— ACTION ITEM —
The required output is all lines below that contain the word "Quyền".

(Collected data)
|---|

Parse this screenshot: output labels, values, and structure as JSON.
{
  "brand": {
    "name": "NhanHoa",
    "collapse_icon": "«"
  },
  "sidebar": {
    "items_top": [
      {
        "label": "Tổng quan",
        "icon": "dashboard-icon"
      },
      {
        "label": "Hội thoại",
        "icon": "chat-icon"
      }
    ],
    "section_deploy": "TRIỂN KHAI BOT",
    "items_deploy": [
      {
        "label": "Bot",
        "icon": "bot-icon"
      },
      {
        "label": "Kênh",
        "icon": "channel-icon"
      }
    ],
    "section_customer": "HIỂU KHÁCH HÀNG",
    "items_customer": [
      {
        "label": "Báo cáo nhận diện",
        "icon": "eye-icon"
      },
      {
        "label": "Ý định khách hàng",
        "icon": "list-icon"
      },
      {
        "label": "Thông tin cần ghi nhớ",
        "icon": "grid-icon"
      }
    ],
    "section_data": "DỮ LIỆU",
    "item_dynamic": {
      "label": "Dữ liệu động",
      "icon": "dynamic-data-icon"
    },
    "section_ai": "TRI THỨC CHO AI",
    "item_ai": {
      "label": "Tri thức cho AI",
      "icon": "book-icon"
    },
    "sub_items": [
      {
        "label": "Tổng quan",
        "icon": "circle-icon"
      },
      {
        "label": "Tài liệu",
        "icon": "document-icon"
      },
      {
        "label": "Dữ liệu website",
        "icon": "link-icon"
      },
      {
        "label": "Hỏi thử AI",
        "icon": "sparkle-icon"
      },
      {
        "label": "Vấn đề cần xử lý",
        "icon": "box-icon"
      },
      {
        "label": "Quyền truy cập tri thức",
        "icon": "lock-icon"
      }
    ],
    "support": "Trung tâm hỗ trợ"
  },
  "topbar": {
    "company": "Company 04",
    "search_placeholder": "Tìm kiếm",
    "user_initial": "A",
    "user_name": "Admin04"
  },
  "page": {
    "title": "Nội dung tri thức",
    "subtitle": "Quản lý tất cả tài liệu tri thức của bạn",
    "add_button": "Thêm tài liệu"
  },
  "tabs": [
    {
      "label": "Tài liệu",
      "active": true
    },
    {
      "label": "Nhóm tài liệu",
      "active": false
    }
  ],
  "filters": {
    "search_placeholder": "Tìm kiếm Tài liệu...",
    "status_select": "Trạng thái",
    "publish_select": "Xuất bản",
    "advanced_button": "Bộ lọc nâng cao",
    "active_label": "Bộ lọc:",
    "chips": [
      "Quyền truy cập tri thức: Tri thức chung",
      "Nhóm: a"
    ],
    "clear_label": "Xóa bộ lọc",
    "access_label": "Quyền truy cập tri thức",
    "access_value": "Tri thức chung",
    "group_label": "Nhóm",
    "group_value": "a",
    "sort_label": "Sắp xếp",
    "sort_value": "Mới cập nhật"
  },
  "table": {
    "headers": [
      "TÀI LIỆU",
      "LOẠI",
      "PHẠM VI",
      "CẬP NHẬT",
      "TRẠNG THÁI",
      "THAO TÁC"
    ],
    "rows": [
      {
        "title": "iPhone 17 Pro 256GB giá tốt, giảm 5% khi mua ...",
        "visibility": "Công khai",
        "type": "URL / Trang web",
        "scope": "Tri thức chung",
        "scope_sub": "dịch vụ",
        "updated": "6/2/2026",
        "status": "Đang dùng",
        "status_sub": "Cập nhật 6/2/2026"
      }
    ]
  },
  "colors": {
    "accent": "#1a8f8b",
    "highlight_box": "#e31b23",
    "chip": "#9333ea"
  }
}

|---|

— OUTPUT OF THE EXERCISE —
        "label": "Quyền truy cập tri thức",
      "Quyền truy cập tri thức: Tri thức chung",
    "access_label": "Quyền truy cập tri thức",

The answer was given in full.